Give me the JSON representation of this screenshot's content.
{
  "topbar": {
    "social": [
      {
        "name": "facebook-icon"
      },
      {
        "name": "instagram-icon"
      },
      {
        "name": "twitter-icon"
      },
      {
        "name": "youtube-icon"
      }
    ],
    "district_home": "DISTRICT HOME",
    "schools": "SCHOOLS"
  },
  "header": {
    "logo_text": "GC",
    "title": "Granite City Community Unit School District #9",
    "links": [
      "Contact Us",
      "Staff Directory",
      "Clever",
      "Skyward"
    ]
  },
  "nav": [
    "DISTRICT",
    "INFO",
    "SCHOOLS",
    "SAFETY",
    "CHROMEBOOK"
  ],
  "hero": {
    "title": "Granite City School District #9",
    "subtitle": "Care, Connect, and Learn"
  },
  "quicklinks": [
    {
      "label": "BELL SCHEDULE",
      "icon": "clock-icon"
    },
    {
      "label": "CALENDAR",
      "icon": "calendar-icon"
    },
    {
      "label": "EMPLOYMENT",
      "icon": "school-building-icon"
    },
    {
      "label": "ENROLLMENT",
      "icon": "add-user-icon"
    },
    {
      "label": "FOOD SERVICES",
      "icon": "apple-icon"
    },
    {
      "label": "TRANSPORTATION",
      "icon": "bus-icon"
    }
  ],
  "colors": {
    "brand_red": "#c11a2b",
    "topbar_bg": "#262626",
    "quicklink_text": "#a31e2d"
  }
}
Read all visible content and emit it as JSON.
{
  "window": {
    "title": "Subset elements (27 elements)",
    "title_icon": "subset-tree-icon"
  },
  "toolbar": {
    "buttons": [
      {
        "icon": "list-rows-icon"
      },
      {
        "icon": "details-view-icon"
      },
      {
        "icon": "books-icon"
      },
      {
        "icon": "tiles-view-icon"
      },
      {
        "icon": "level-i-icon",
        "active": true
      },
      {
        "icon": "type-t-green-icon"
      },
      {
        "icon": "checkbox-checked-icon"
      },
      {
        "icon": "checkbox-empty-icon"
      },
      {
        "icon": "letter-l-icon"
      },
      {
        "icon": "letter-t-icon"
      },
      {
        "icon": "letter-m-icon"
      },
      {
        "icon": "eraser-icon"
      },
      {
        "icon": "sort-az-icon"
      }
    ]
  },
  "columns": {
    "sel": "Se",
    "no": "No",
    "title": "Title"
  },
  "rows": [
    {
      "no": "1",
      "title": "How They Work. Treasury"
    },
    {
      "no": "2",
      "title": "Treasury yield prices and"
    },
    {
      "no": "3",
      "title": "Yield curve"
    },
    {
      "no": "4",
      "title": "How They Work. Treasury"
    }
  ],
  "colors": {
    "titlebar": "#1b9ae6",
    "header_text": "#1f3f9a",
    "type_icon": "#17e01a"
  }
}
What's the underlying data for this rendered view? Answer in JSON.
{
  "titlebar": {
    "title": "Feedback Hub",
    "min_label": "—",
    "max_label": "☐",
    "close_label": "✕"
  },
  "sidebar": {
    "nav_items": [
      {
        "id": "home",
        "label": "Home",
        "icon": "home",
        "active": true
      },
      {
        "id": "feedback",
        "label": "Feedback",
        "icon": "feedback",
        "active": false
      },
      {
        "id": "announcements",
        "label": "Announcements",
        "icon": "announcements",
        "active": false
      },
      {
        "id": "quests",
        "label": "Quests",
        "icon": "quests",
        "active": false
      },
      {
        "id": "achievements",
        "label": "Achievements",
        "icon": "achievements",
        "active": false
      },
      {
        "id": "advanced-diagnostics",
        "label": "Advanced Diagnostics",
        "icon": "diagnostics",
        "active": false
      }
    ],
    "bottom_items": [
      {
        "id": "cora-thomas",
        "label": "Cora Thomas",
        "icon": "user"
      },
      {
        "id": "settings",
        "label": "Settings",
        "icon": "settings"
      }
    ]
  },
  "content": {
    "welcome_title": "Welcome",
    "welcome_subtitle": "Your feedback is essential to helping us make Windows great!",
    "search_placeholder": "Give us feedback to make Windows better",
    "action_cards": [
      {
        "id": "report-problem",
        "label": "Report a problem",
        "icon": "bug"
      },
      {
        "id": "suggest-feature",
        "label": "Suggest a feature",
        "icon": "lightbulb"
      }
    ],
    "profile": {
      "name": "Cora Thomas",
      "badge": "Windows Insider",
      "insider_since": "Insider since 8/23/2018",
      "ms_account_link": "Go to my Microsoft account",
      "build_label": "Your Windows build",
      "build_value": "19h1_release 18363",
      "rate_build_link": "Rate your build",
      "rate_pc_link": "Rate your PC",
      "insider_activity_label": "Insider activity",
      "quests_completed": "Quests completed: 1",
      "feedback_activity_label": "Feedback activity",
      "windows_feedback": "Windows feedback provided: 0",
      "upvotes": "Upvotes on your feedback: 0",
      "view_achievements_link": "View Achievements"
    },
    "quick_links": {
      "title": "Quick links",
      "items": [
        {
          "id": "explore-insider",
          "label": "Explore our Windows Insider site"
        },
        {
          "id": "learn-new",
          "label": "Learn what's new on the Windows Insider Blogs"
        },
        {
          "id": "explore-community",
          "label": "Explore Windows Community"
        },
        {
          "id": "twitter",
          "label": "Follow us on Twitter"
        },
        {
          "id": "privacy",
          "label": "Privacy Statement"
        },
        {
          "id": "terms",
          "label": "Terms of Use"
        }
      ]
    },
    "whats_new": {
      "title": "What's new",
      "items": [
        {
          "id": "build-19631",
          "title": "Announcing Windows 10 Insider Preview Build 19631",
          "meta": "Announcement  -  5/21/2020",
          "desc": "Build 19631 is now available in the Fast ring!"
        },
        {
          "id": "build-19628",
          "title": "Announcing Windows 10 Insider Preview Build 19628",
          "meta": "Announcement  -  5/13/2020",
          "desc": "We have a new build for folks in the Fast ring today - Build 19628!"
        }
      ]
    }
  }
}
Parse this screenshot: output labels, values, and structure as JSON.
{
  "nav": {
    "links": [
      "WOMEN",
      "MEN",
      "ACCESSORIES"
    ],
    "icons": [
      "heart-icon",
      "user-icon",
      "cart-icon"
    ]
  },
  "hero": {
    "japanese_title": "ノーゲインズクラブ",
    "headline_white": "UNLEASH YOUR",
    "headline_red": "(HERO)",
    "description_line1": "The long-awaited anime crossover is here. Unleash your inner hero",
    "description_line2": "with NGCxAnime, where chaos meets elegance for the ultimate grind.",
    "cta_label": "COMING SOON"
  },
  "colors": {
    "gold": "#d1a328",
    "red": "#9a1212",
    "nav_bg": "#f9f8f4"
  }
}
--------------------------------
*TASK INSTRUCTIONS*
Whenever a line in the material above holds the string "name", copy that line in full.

*RESPONSE*
        "name": "facebook-icon"
        "name": "instagram-icon"
        "name": "twitter-icon"
        "name": "youtube-icon"
      "name": "Cora Thomas",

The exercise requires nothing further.